Dear That’s Life,
For better or for worse, I do not often make it home in time to do homework with my children. That being said, my children know that no matter what, if they need help with their math homework, I am not the parent to call. I was therefore a little curious when my older son (elementary school age) walked over to me with his math workbook one night. He’d been working on a word problem requiring him to calculate tax on a toy that a fictional character was purchasing. He showed me the problem and explained that the question didn’t make sense. When I asked why, he simply said, “they didn’t include shipping.”
After looking at his work, I realized he had included the United States Postal Service’s flat rate for sending a package across the country (thank you, Google). While we do not make many purchases on-line, my son’s additional work showed initiative on his part and served as another eye opening experience to a mom raising kids in an ever-changing world. He assumed the purchase would be made in a virtual world – going to a store was a thing of the past.
Therein lies the heart of an ongoing parental struggle: raising children in a fast paced world. This is not the world in which I grew up, nor does it even remotely resemble it on some days. As I watch TV on my iPhone, I remember the black-and-white television my parents had in their bedroom. I think back to the hours I spent researching articles using microfiche, while it is rare for my children to flip an actual page when they look something up. And as I help my daughter study for her New York State Living Environment Regent Exam, I realize we are worlds away from the Punnett Square I studied when I was her age, as she correctly answers question about cloning (?!) – something she thinks she could do successfully if I would just buy her a sheep.
Technology is as much a part of the modern child’s daily vernacular as is English.
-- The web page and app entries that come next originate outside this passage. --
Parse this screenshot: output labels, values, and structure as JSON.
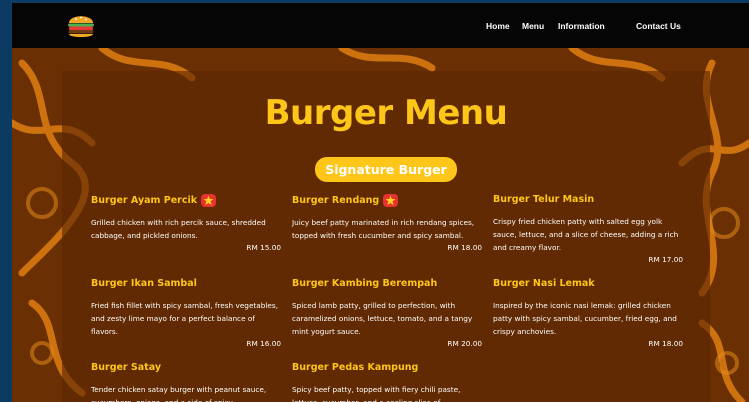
{
  "nav": {
    "logo_icon": "burger-logo-icon",
    "links": [
      "Home",
      "Menu",
      "Information",
      "Contact Us"
    ]
  },
  "page": {
    "title": "Burger Menu",
    "section_badge": "Signature Burger"
  },
  "colors": {
    "accent": "#ffc61a",
    "navbar": "#050505",
    "panel": "#5c2602",
    "badge_red": "#e8322e"
  },
  "menu": [
    {
      "name": "Burger Ayam Percik",
      "star": true,
      "desc": "Grilled chicken with rich percik sauce, shredded cabbage, and pickled onions.",
      "price": "RM 15.00"
    },
    {
      "name": "Burger Rendang",
      "star": true,
      "desc": "Juicy beef patty marinated in rich rendang spices, topped with fresh cucumber and spicy sambal.",
      "price": "RM 18.00"
    },
    {
      "name": "Burger Telur Masin",
      "star": false,
      "desc": "Crispy fried chicken patty with salted egg yolk sauce, lettuce, and a slice of cheese, adding a rich and creamy flavor.",
      "price": "RM 17.00"
    },
    {
      "name": "Burger Ikan Sambal",
      "star": false,
      "desc": "Fried fish fillet with spicy sambal, fresh vegetables, and zesty lime mayo for a perfect balance of flavors.",
      "price": "RM 16.00"
    },
    {
      "name": "Burger Kambing Berempah",
      "star": false,
      "desc": "Spiced lamb patty, grilled to perfection, with caramelized onions, lettuce, tomato, and a tangy mint yogurt sauce.",
      "price": "RM 20.00"
    },
    {
      "name": "Burger Nasi Lemak",
      "star": false,
      "desc": "Inspired by the iconic nasi lemak: grilled chicken patty with spicy sambal, cucumber, fried egg, and crispy anchovies.",
      "price": "RM 18.00"
    },
    {
      "name": "Burger Satay",
      "star": false,
      "desc": "Tender chicken satay burger with peanut sauce, cucumbers, onions, and a side of spicy",
      "price": ""
    },
    {
      "name": "Burger Pedas Kampung",
      "star": false,
      "desc": "Spicy beef patty, topped with fiery chili paste, lettuce, cucumber, and a cooling slice of",
      "price": ""
    }
  ]
}
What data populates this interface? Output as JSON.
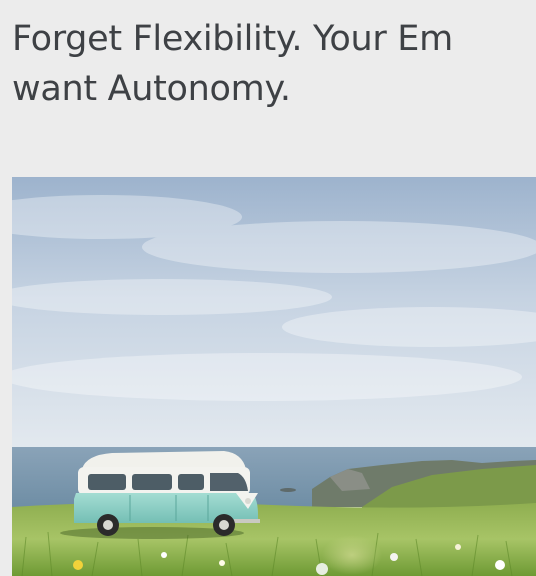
{
  "article": {
    "headline_line1": "Forget Flexibility. Your Em",
    "headline_line2": "want Autonomy."
  },
  "hero_image": {
    "subject": "turquoise-white camper van on grassy clifftop by the sea under cloudy sky",
    "colors": {
      "sky_top": "#9fb4ce",
      "sky_bottom": "#dfe6ee",
      "sea": "#7f9bb0",
      "grass": "#7aa03a",
      "van_body": "#8fd0c6",
      "van_roof": "#f2f2ee"
    }
  }
}
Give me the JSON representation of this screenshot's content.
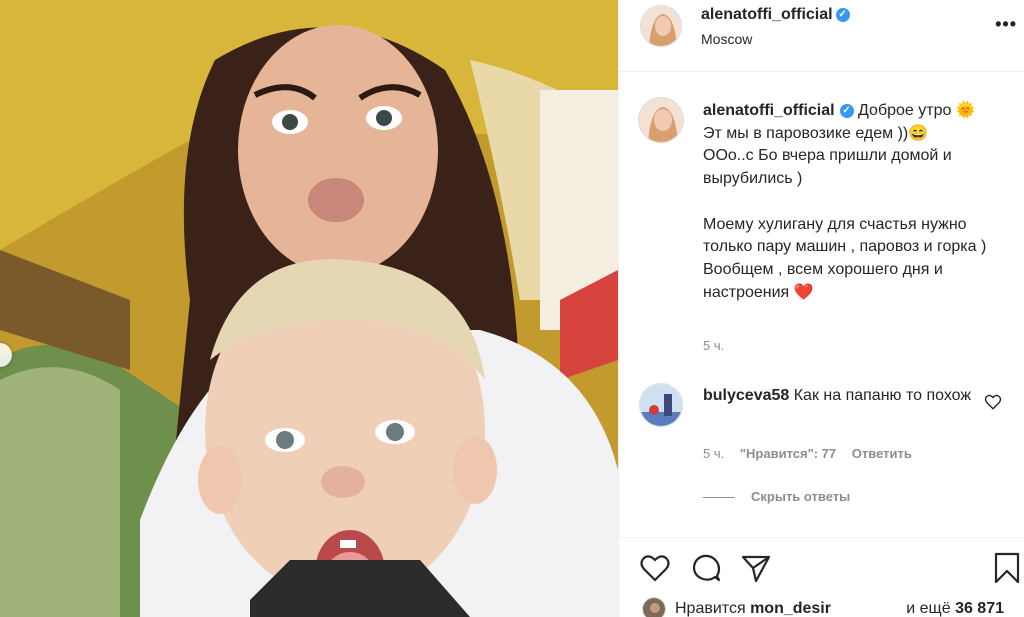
{
  "post": {
    "username": "alenatoffi_official",
    "verified_icon": "verified-badge-icon",
    "location": "Moscow",
    "more_icon": "more-options-icon",
    "caption_lines": [
      "Доброе утро 🌞",
      "Эт мы в паровозике едем ))😄",
      "Ооо..с Бо вчера пришли домой и вырубились )",
      "",
      "Моему хулигану для счастья нужно только пару машин , паровоз и горка )",
      "Вообщем , всем хорошего дня и настроения ❤️"
    ],
    "caption_text": "Доброе утро 🌞\nЭт мы в паровозике едем ))😄\nООо..с Бо вчера пришли домой и вырубились )\n\nМоему хулигану для счастья нужно только пару машин , паровоз и горка )\nВообщем , всем хорошего дня и настроения ❤️",
    "caption_time": "5 ч."
  },
  "comment": {
    "username": "bulyceva58",
    "text": "Как на папаню то похож",
    "time": "5 ч.",
    "likes": "\"Нравится\": 77",
    "reply": "Ответить",
    "hide_replies": "Скрыть ответы"
  },
  "actions": {
    "like_icon": "heart-icon",
    "comment_icon": "comment-icon",
    "share_icon": "share-icon",
    "save_icon": "bookmark-icon"
  },
  "likes": {
    "prefix": "Нравится",
    "user": "mon_desir",
    "suffix_prefix": "и ещё",
    "count": "36 871"
  },
  "colors": {
    "text": "#262626",
    "secondary": "#8e8e8e",
    "verified": "#3897f0",
    "border": "#efefef"
  }
}
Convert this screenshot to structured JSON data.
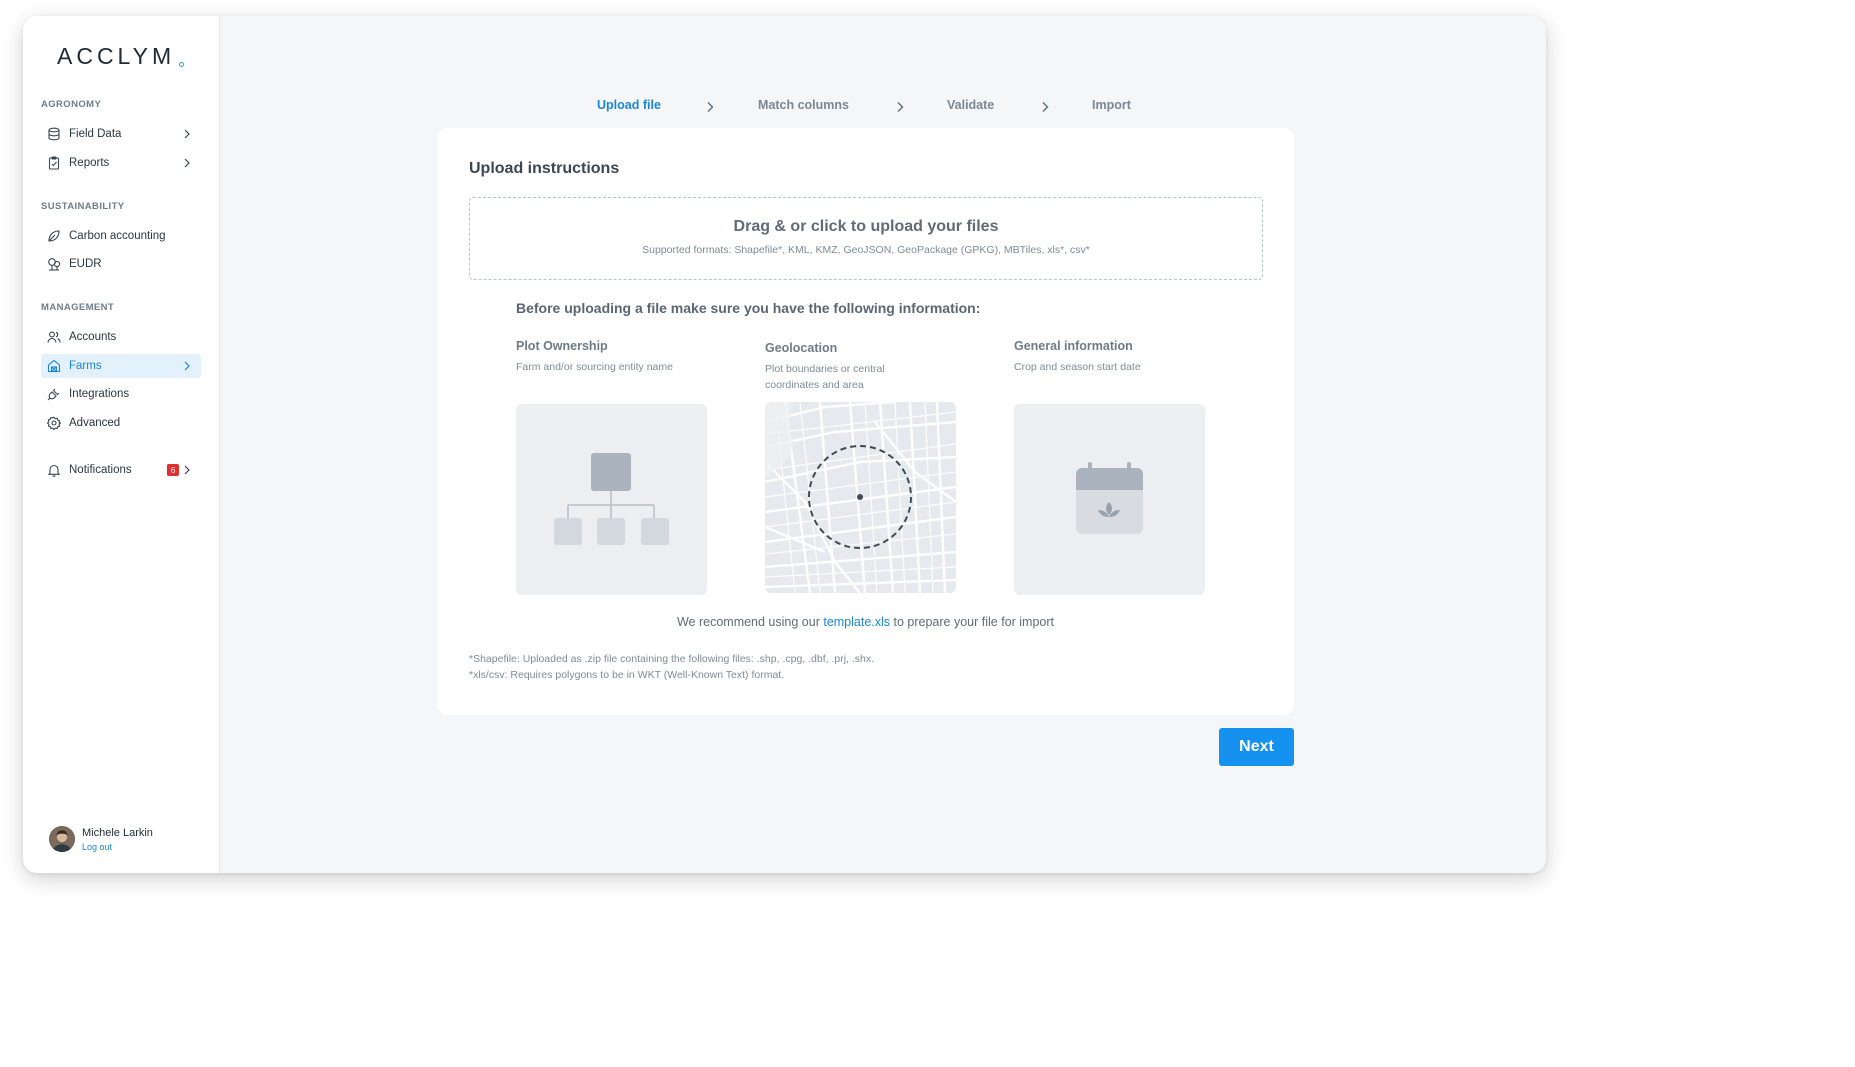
{
  "app": {
    "logo_text": "ACCLYM"
  },
  "sidebar": {
    "sections": [
      {
        "title": "AGRONOMY",
        "items": [
          {
            "label": "Field Data",
            "icon": "database-icon",
            "has_chevron": true
          },
          {
            "label": "Reports",
            "icon": "clipboard-icon",
            "has_chevron": true
          }
        ]
      },
      {
        "title": "SUSTAINABILITY",
        "items": [
          {
            "label": "Carbon accounting",
            "icon": "leaf-icon",
            "has_chevron": false
          },
          {
            "label": "EUDR",
            "icon": "trees-icon",
            "has_chevron": false
          }
        ]
      },
      {
        "title": "MANAGEMENT",
        "items": [
          {
            "label": "Accounts",
            "icon": "users-icon",
            "has_chevron": false
          },
          {
            "label": "Farms",
            "icon": "farm-icon",
            "has_chevron": true,
            "active": true
          },
          {
            "label": "Integrations",
            "icon": "plug-icon",
            "has_chevron": false
          },
          {
            "label": "Advanced",
            "icon": "gear-icon",
            "has_chevron": false
          }
        ]
      }
    ],
    "notifications": {
      "label": "Notifications",
      "icon": "bell-icon",
      "count": "6"
    },
    "user": {
      "name": "Michele Larkin",
      "logout_label": "Log out"
    }
  },
  "stepper": {
    "steps": [
      {
        "label": "Upload file",
        "current": true
      },
      {
        "label": "Match columns",
        "current": false
      },
      {
        "label": "Validate",
        "current": false
      },
      {
        "label": "Import",
        "current": false
      }
    ]
  },
  "upload": {
    "title": "Upload instructions",
    "dropzone_title": "Drag &  or click to upload your files",
    "dropzone_formats": "Supported formats: Shapefile*, KML, KMZ, GeoJSON, GeoPackage (GPKG), MBTiles, xls*, csv*",
    "before_heading": "Before uploading a file make sure you have the following information:",
    "requirements": [
      {
        "title": "Plot Ownership",
        "desc_lines": [
          "Farm and/or sourcing entity name"
        ],
        "icon": "hierarchy-icon"
      },
      {
        "title": "Geolocation",
        "desc_lines": [
          "Plot boundaries or central",
          "coordinates and area"
        ],
        "icon": "map-icon"
      },
      {
        "title": "General information",
        "desc_lines": [
          "Crop and season start date"
        ],
        "icon": "calendar-icon"
      }
    ],
    "recommend_prefix": "We recommend using our ",
    "recommend_link": "template.xls",
    "recommend_suffix": " to prepare your file for import",
    "footnotes": [
      "*Shapefile: Uploaded as .zip file containing the following files: .shp, .cpg, .dbf, .prj, .shx.",
      "*xls/csv: Requires polygons to be in WKT (Well-Known Text) format."
    ]
  },
  "actions": {
    "next_label": "Next"
  },
  "colors": {
    "accent": "#1591ef",
    "link": "#1a86d9",
    "badge": "#e02d2d",
    "active_bg": "#e3f1fc"
  }
}
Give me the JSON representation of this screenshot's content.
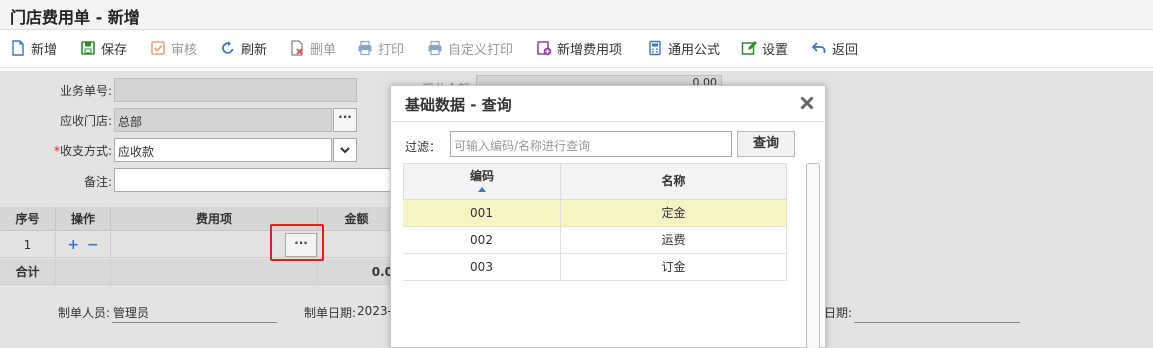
{
  "page": {
    "title": "门店费用单 - 新增"
  },
  "toolbar": {
    "add": "新增",
    "save": "保存",
    "audit": "审核",
    "refresh": "刷新",
    "delete": "删单",
    "print": "打印",
    "custom_print": "自定义打印",
    "add_fee_item": "新增费用项",
    "formula": "通用公式",
    "settings": "设置",
    "back": "返回"
  },
  "form": {
    "biz_no_label": "业务单号:",
    "biz_no_value": "",
    "store_label": "应收门店:",
    "store_value": "总部",
    "pay_method_label": "收支方式:",
    "pay_method_value": "应收款",
    "required_mark": "*",
    "remark_label": "备注:",
    "remark_value": "",
    "hidden_label_partial": "汇总金额:",
    "hidden_value_partial": "0.00"
  },
  "grid": {
    "headers": [
      "序号",
      "操作",
      "费用项",
      "金额"
    ],
    "rows": [
      {
        "seq": "1",
        "fee_item": "",
        "amount": ""
      }
    ],
    "total_label": "合计",
    "total_amount": "0.0"
  },
  "footer": {
    "creator_label": "制单人员:",
    "creator_value": "管理员",
    "create_date_label": "制单日期:",
    "create_date_value": "2023-",
    "other_date_label": "日期:",
    "other_date_value": ""
  },
  "modal": {
    "title": "基础数据 - 查询",
    "filter_label": "过滤：",
    "filter_placeholder": "可输入编码/名称进行查询",
    "query_button": "查询",
    "columns": [
      "编码",
      "名称"
    ],
    "rows": [
      {
        "code": "001",
        "name": "定金"
      },
      {
        "code": "002",
        "name": "运费"
      },
      {
        "code": "003",
        "name": "订金"
      }
    ]
  },
  "colors": {
    "accent": "#3a78c3",
    "highlight": "#f6f4c3",
    "red_box": "#e0201a",
    "disabled": "#999999"
  }
}
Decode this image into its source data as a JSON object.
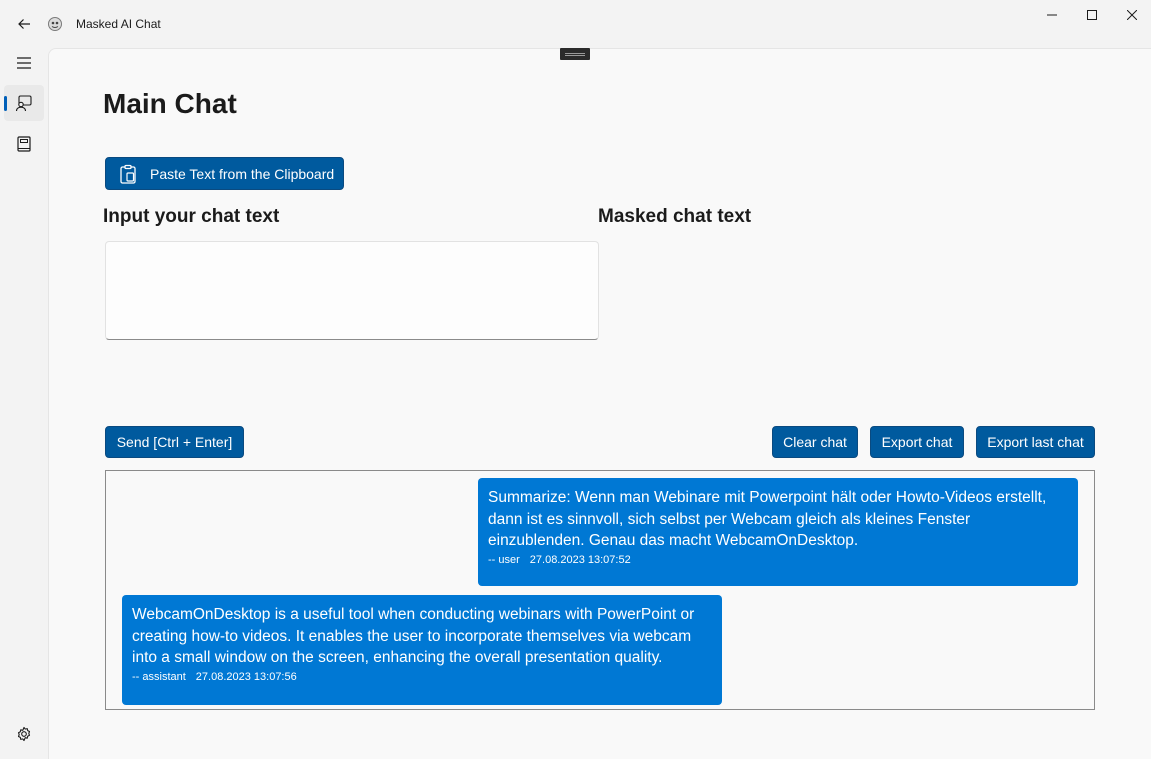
{
  "window": {
    "title": "Masked AI Chat"
  },
  "nav": {
    "items": [
      {
        "icon": "hamburger-menu-icon"
      },
      {
        "icon": "chat-person-icon",
        "selected": true
      },
      {
        "icon": "book-icon"
      },
      {
        "icon": "gear-icon"
      }
    ]
  },
  "main": {
    "title": "Main Chat",
    "paste_button": "Paste Text from the Clipboard",
    "input_label": "Input your chat text",
    "masked_label": "Masked chat text",
    "input_value": "",
    "send_button": "Send [Ctrl + Enter]",
    "clear_button": "Clear chat",
    "export_button": "Export chat",
    "export_last_button": "Export last chat"
  },
  "chat": {
    "messages": [
      {
        "role": "user",
        "text": "Summarize: Wenn man Webinare mit Powerpoint hält oder Howto-Videos erstellt, dann ist es sinnvoll, sich selbst per Webcam gleich als kleines Fenster einzublenden. Genau das macht WebcamOnDesktop.",
        "author": "-- user",
        "timestamp": "27.08.2023 13:07:52"
      },
      {
        "role": "assistant",
        "text": "WebcamOnDesktop is a useful tool when conducting webinars with PowerPoint or creating how-to videos. It enables the user to incorporate themselves via webcam into a small window on the screen, enhancing the overall presentation quality.",
        "author": "-- assistant",
        "timestamp": "27.08.2023 13:07:56"
      }
    ]
  },
  "colors": {
    "accent": "#005a9e",
    "bubble": "#0078d4"
  }
}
And while the comfort level I have with my iPhone is similar to a recent immigrant who begins an ESL course, I also know I have no choice but to learn. If I don’t jump on the technology bandwagon, the train will pass me by. My kids are already on board, so the question remains: if I don’t get on, do I become irrelevant?
A familial environment must be created in which there is a free exchange of ideas, information and questions. Without one, I cannot advise my children as they weather life’s challenges. It is in those everyday experiences where the values and morals we have imparted will be tested. While I have confidence that they will make the right choices and know right from wrong, there is also no such thing as an “auto-pilot” child. Everyone needs guidance in order to properly navigate life. That’s where parents come in – as long as they have “boarded” the technology train.
Before going to school or camp or a play date, I have one classic tagline: “Don’t forget your midot.” At this point, if I get an “I won’t” or an annoyed “I know…” as a response, I am thrilled. Most of the time, all I hear is, “yup” before the door slams. It is their way of saying they know what I mean, they know what I expect, and they don’t need me anymore. To me, any response is good enough. I cannot keep them home forever, nor do I want to. But even when they are outside of my home, they should remember how they have been raised.
The other day, I kissed my preschooler on her head before I hurried to catch the train. “Don’t forget your midot,” I reminded her. And while she has heard it before, and I have said it even more times than that, I got a response that stopped me in my tracks.
“Where ARE my midot, Mommy?” she asked. “I want to put them at the door with my bag so I don’t forget them.
I smiled. Back to basics, I thought. Maybe somebody still needs me after all.
Miriam L. Wallach, M.S. ed, M.A. is the General Manager of The Nachum Segal Network. She began her career with The Network three years ago as a host and producer before moving on to her current position. Miriam is also a frequent contributor on FOX Business and writes the blog “Dear That’s Life,” named for her successful column. She was a successful middle school Language Arts teacher for fifteen years, having been included in Who’s Who in America’s Teachers three years in a row. She and her husband are the proud parents of six children and live in Woodmere, N.Y.